The tussle has implications for the state’s largest school system, Shelby County Schools, in Memphis. Leaders there also have refused to hand over the information to charters in the state’s Achievement School District, which seeks to turn around Tennessee’s lowest-performing schools.

What Memphis parents should know about how schools share student information

Parents are divided on the issue. Some say the information exchange is an invasion of privacy, including when a Nashville charter school sent a barrage of text messages to parents, resulting in a $2.2 million settlement last year. Others say allowing charters to contact prospective students allows them to better explore their options.

Starting young

These 11-year-old Brooklyn students are asking New York City to do something about segregated schools

PHOTO: Christina Veiga
Matilda and Eliza Seki, left, and their friends Noa and Benji Weiss, right, collected signatures at a district 15 meeting to discuss middle school integration efforts.

While they learned about the history of segregation, a group of Brooklyn 11-year-olds took a good look around their classrooms and realized their schools weren’t so different from the photos in their textbooks.

So Matilda and Eliza Seki paired up with their friends Noa and Benji Weiss — two sets of twins — and decided to do something about it. They launched a petition on Change.org calling on the city to integrate its schools.

“We learned about separate and equal in the civil rights movement, and that it was not equal,” Eliza said, referring to the “separate but equal” legal doctrine once used to justify segregation. “And since there are schools with people of only one race, and it’s all separated, it cannot be equal.”

Matilda and Eliza are in the sixth grade at M.S. 839, and Noa and Benji are fifth-graders at P.S. 10. They already have a bit of experience in activism, having joined the Women’s March in D.C., and helping to lead environmental clubs at their school. They hold sophisticated views for kids their age, and are aware of the hurdles ingrained in addressing school segregation.

Describing how housing patterns can tie into school quality, Benji began his thoughts by saying: “Let’s say you’re from a different culture or race and you don’t have as much money as other people do — because we still live in a racist country — and you’re in an area where the housing is cheaper but you don’t have as good schools.”

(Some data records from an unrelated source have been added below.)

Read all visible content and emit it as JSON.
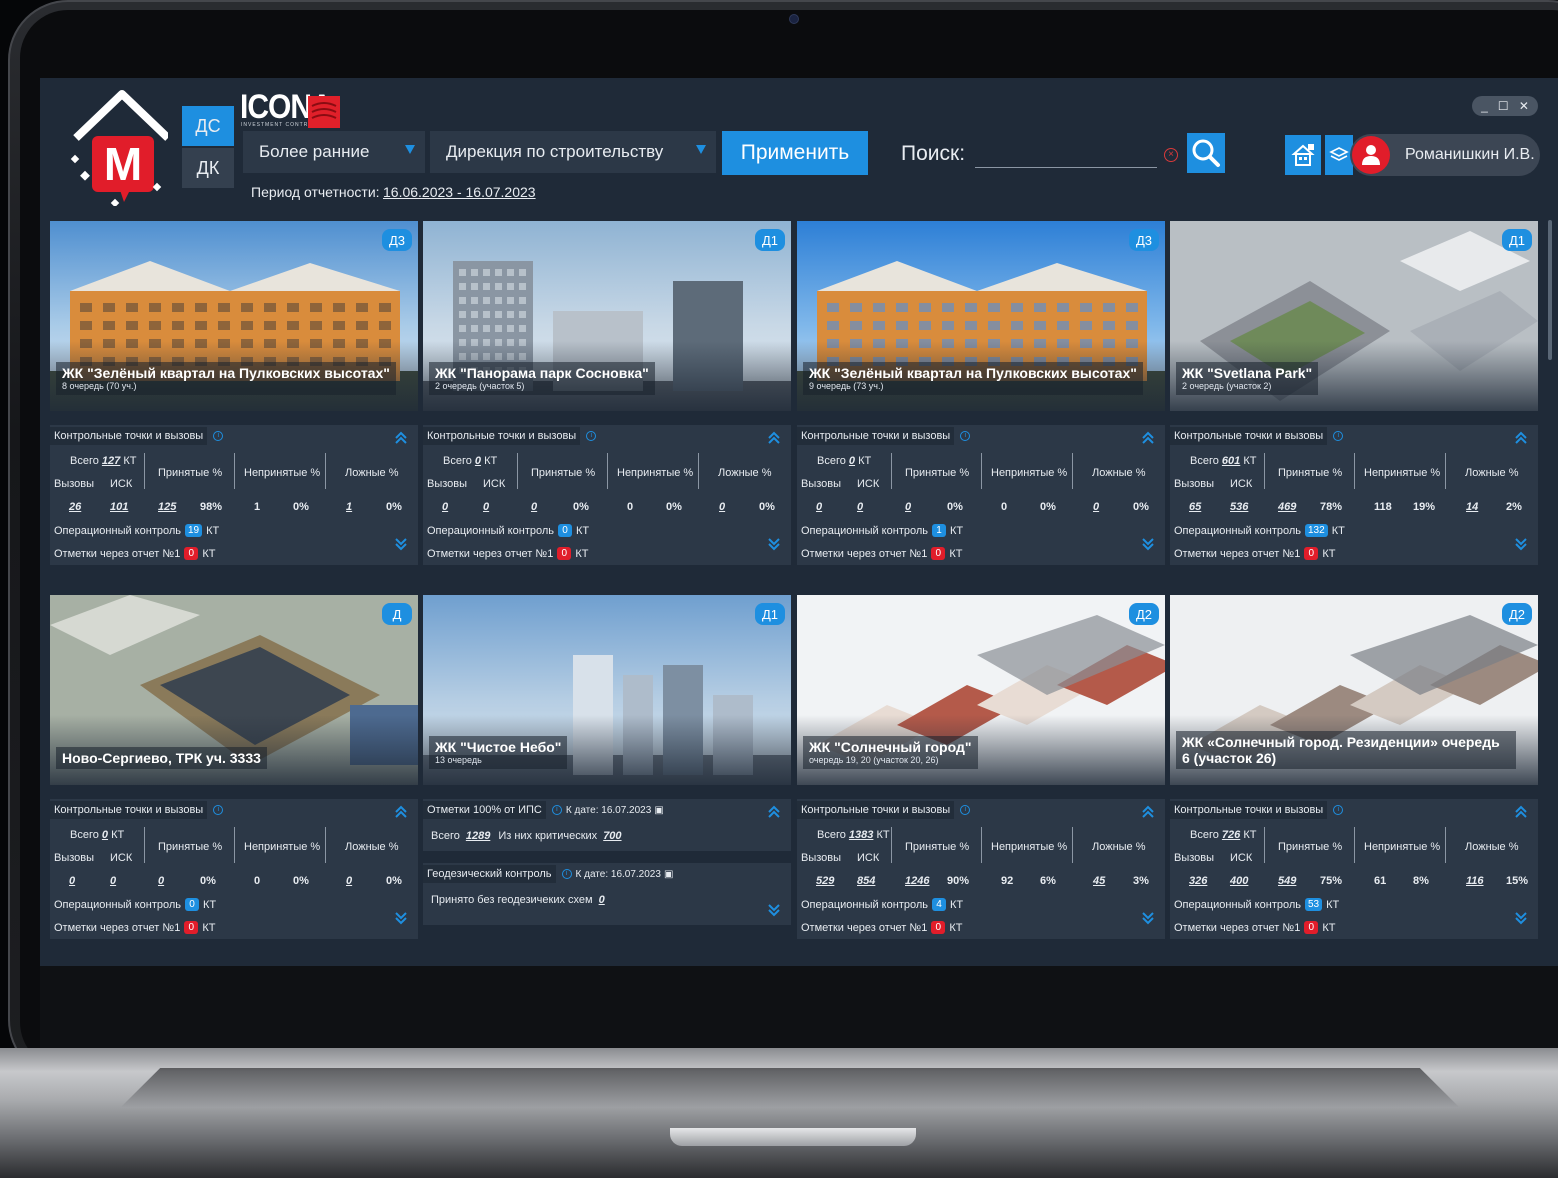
{
  "header": {
    "mode_tabs": [
      {
        "label": "ДС",
        "active": true
      },
      {
        "label": "ДК",
        "active": false
      }
    ],
    "brand": "ICONA",
    "brand_sub": "INVESTMENT CONTROL",
    "period_select": "Более ранние",
    "direction_select": "Дирекция по строительству",
    "apply_label": "Применить",
    "search_label": "Поиск:",
    "search_value": "",
    "period_label": "Период отчетности:",
    "period_value": "16.06.2023 - 16.07.2023",
    "user_name": "Романишкин И.В."
  },
  "colors": {
    "accent": "#1e8fe0",
    "danger": "#e11d2a",
    "panel": "#2c3847",
    "background": "#1f2a38"
  },
  "labels": {
    "kt_header": "Контрольные точки и вызовы",
    "total": "Всего",
    "kt": "КТ",
    "calls": "Вызовы",
    "isk": "ИСК",
    "accepted": "Принятые %",
    "rejected": "Непринятые %",
    "false": "Ложные %",
    "op_control": "Операционный контроль",
    "marks": "Отметки через отчет №1"
  },
  "cards": [
    {
      "title": "ЖК \"Зелёный квартал на Пулковских высотах\"",
      "subtitle": "8 очередь (70 уч.)",
      "badge": "Д3",
      "total": "127",
      "calls": "26",
      "isk": "101",
      "accepted": "125",
      "accepted_pct": "98%",
      "rejected": "1",
      "rejected_pct": "0%",
      "false_n": "1",
      "false_pct": "0%",
      "op": "19",
      "marks": "0"
    },
    {
      "title": "ЖК \"Панорама парк Сосновка\"",
      "subtitle": "2 очередь (участок 5)",
      "badge": "Д1",
      "total": "0",
      "calls": "0",
      "isk": "0",
      "accepted": "0",
      "accepted_pct": "0%",
      "rejected": "0",
      "rejected_pct": "0%",
      "false_n": "0",
      "false_pct": "0%",
      "op": "0",
      "marks": "0"
    },
    {
      "title": "ЖК \"Зелёный квартал на Пулковских высотах\"",
      "subtitle": "9 очередь (73 уч.)",
      "badge": "Д3",
      "total": "0",
      "calls": "0",
      "isk": "0",
      "accepted": "0",
      "accepted_pct": "0%",
      "rejected": "0",
      "rejected_pct": "0%",
      "false_n": "0",
      "false_pct": "0%",
      "op": "1",
      "marks": "0"
    },
    {
      "title": "ЖК \"Svetlana Park\"",
      "subtitle": "2 очередь (участок 2)",
      "badge": "Д1",
      "total": "601",
      "calls": "65",
      "isk": "536",
      "accepted": "469",
      "accepted_pct": "78%",
      "rejected": "118",
      "rejected_pct": "19%",
      "false_n": "14",
      "false_pct": "2%",
      "op": "132",
      "marks": "0"
    },
    {
      "title": "Ново-Сергиево, ТРК уч. 3333",
      "subtitle": "",
      "badge": "Д",
      "total": "0",
      "calls": "0",
      "isk": "0",
      "accepted": "0",
      "accepted_pct": "0%",
      "rejected": "0",
      "rejected_pct": "0%",
      "false_n": "0",
      "false_pct": "0%",
      "op": "0",
      "marks": "0"
    },
    {
      "title": "ЖК \"Чистое Небо\"",
      "subtitle": "13 очередь",
      "badge": "Д1",
      "ips_label": "Отметки 100% от ИПС",
      "ips_date_label": "К дате: 16.07.2023",
      "ips_total_label": "Всего",
      "ips_total": "1289",
      "ips_critical_label": "Из них критических",
      "ips_critical": "700",
      "geo_label": "Геодезический контроль",
      "geo_date_label": "К дате: 16.07.2023",
      "geo_row_label": "Принято без геодезичеких схем",
      "geo_value": "0"
    },
    {
      "title": "ЖК \"Солнечный город\"",
      "subtitle": "очередь 19, 20 (участок 20, 26)",
      "badge": "Д2",
      "total": "1383",
      "calls": "529",
      "isk": "854",
      "accepted": "1246",
      "accepted_pct": "90%",
      "rejected": "92",
      "rejected_pct": "6%",
      "false_n": "45",
      "false_pct": "3%",
      "op": "4",
      "marks": "0"
    },
    {
      "title": "ЖК «Солнечный город. Резиденции» очередь 6 (участок 26)",
      "subtitle": "",
      "badge": "Д2",
      "total": "726",
      "calls": "326",
      "isk": "400",
      "accepted": "549",
      "accepted_pct": "75%",
      "rejected": "61",
      "rejected_pct": "8%",
      "false_n": "116",
      "false_pct": "15%",
      "op": "53",
      "marks": "0"
    }
  ]
}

Across New York City, adults have debated how to spur integration in the country’s largest school system — and one of the most segregated. According to one recent analysis, the city’s most selective high schools enroll 84 percent white and Asian students, even though those groups make up only 30 percent of the city’s student enrollment.

But student-organized groups have also been at the forefront of a grassroots movement for more diverse schools. The work of budding advocates Matilda, Eliza, Noa and Benji caught the attention of some those groups, and they’ve now joined the ranks of Teens Take Charge and IntegrateNYC as some of the youngest members. The changes they’d like to see go beyond admissions policies, but also include a push for additional resources for underserved schools, hiring more teachers of color and curricula that reflects all students and cultures.

“We decided it was an important issue and we wanted to help fix it,” Noa said.

Matilda added: “Our schools should look like our city.”

Their schools are in District 15, where 81 percent of white students are concentrated in just three of the district’s most selective middle schools, according to an analysis by parents. The city has launched a series of public workshops to craft a new admissions model to integrate middle schools there, but these kids already have their own ideas for how to do that.

Benji, who is heading to middle school next year, said it would be “pretty good” if schools stopped picking students based on criteria such as class grades and attendance. Such “screening” contributes to segregation because of a number of factors — from which elementary schools students attend, to their parents’ ability to navigate the complicated admissions process.  

“It’s… important to learn about different peoples’ backgrounds, and religions, and cultures,” he said. “And also to make sure that all kids, no matter their race, religion or where they live can get the same, good education.”